- Freeman, Scott (June 2003). "A Music Album". Atlanta (Atlanta: Emmis Publishing): 93. Retrieved July 11, 2014.
- Paul 2014, p. 173.
- Allman & Light 2012, p. 210.
- Tony Glover (April 13, 1972). "Reviews: Eat a Peach". Rolling Stone (New York City: Straight Arrow Publishers, Inc.). ISSN 0035-791X. Retrieved March 26, 2014.
- Christgau, Robert. "Consumer Guide: The Allman Brothers Band". Retrieved July 14, 2014.
- Stephen Thomas Erlewine. "Review: Eat a Peach". Allmusic. Retrieved March 26, 2014.
- David Quantick (2011). "The Allman Brothers Band Eat a Peach Review". BBC Music. Retrieved July 11, 2014.
- Moon, Tom (2008). 1,000 Recordings To Hear Before You Die. Workman Publishing Company. ISBN 978-0-7611-3963-8. pp. 16–17.
- "The Allman Brothers Band – Chart History: Hot 100". Billboard. Prometheus Global Media. Retrieved July 14, 2014.

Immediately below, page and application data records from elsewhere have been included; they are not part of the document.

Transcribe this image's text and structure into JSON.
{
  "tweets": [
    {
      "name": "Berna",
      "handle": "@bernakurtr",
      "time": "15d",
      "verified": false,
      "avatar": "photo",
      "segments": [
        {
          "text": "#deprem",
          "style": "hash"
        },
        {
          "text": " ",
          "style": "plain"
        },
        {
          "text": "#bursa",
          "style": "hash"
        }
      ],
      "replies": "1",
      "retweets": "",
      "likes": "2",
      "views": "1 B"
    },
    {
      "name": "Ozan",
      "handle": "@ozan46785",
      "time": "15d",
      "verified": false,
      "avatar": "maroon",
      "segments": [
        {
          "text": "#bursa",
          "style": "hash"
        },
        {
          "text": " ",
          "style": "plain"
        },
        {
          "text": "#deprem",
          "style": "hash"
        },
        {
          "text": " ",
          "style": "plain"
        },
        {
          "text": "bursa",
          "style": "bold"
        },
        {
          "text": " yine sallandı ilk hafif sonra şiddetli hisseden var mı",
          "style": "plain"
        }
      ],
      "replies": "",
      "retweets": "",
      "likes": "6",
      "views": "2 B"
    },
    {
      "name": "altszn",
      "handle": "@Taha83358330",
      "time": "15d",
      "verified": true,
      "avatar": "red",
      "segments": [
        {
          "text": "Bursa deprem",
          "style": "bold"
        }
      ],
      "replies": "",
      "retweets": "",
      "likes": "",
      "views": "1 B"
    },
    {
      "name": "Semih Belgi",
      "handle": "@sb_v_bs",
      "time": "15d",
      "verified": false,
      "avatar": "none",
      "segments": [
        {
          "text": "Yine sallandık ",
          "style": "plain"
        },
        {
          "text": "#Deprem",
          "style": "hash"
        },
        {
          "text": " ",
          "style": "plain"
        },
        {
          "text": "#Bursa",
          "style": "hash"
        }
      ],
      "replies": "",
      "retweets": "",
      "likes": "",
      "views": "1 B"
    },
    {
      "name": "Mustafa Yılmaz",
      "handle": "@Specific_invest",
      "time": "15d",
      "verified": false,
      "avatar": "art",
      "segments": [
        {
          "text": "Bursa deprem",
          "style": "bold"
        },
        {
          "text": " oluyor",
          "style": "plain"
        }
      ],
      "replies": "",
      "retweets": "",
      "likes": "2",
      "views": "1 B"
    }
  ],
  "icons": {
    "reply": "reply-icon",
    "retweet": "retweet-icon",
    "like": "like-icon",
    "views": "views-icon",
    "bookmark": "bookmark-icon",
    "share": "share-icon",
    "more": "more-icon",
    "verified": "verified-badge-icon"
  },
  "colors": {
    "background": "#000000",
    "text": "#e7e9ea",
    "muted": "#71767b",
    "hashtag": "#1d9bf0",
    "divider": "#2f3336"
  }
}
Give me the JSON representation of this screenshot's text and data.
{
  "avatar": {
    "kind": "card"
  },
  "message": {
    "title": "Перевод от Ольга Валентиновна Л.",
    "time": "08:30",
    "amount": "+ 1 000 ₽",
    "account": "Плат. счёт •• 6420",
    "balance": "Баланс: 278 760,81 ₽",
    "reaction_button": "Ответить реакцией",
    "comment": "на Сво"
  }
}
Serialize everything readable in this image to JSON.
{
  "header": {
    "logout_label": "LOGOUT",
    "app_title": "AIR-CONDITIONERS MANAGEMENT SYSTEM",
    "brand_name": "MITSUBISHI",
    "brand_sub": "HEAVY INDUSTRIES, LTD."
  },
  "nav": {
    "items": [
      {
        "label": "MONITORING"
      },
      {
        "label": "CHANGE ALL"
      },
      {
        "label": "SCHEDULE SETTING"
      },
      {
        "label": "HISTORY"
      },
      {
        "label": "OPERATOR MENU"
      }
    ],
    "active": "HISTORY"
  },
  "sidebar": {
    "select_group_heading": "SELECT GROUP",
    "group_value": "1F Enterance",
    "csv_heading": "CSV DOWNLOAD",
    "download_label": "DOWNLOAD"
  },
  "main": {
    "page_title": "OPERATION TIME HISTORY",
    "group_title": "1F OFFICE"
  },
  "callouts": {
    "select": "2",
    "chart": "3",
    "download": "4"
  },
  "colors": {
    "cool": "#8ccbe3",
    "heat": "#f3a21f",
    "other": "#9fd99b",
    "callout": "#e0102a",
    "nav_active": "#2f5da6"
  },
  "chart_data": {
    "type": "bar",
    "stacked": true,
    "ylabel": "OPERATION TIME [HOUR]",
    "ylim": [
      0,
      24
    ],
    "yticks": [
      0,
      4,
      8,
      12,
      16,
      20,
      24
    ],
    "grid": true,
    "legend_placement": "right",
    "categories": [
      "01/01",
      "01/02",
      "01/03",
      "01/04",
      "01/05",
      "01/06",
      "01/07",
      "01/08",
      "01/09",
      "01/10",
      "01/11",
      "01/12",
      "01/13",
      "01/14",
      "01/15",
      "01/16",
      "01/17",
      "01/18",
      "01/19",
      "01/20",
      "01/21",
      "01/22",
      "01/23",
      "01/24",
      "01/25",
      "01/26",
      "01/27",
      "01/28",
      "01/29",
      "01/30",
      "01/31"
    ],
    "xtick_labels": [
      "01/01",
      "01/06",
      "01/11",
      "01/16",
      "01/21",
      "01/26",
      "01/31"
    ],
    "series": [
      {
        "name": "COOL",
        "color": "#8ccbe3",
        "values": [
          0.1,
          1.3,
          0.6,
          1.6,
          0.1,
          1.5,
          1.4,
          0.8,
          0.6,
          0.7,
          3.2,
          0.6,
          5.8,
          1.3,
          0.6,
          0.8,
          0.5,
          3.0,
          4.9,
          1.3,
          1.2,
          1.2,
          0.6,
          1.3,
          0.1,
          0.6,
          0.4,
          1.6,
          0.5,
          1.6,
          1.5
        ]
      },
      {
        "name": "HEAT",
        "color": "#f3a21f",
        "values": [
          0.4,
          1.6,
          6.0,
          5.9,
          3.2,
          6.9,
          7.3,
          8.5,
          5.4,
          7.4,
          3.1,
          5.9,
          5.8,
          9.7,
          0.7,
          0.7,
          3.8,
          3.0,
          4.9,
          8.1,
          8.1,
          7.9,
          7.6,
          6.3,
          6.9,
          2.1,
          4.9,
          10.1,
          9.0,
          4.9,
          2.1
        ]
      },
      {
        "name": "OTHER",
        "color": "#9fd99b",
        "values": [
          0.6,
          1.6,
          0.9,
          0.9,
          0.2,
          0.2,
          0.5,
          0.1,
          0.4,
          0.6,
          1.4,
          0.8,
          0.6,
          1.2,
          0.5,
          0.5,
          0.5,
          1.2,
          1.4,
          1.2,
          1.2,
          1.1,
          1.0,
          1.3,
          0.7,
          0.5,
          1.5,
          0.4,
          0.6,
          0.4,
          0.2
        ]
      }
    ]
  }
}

- Paul 2014, p. 174.
- Allman & Light 2012, p. 208.
- Allman & Light 2012, p. 212.
- Eat a Peach (liner notes). The Allman Brothers Band. US: Capricorn. 1972. CPN-2-0102.
- RPM (April 20, 1972). "RPM Top Albums/CDs - Volume 17, No. 14, April 20 1972" (PDF). RPM archives. (Ottawa: Library and Archives Canada). OCLC 352936026. Retrieved July 14, 2014.
- "American album certifications – Allman Brothers – Eat a Peach". Recording Industry Association of America. If necessary, click Advanced, then click Format, then select Album, then click SEARCH
- Paul, Alan (2014). One Way Out: The Inside History of the Allman Brothers Band. St. Martin's Press. ISBN 978-1-250-04049-7.
- Freeman, Scott (1996). Midnight Riders: The Story of the Allman Brothers Band. Little, Brown and Company. ISBN 978-0-316-29452-2.
- Poe, Randy (2008). Skydog: The Duane Allman Story. Backbeat Books. ISBN 978-0-87930-939-8.
- Allman, Gregg; Light, Alan (2012). My Cross to Bear. William Morrow. ISBN 978-0-06-211203-3.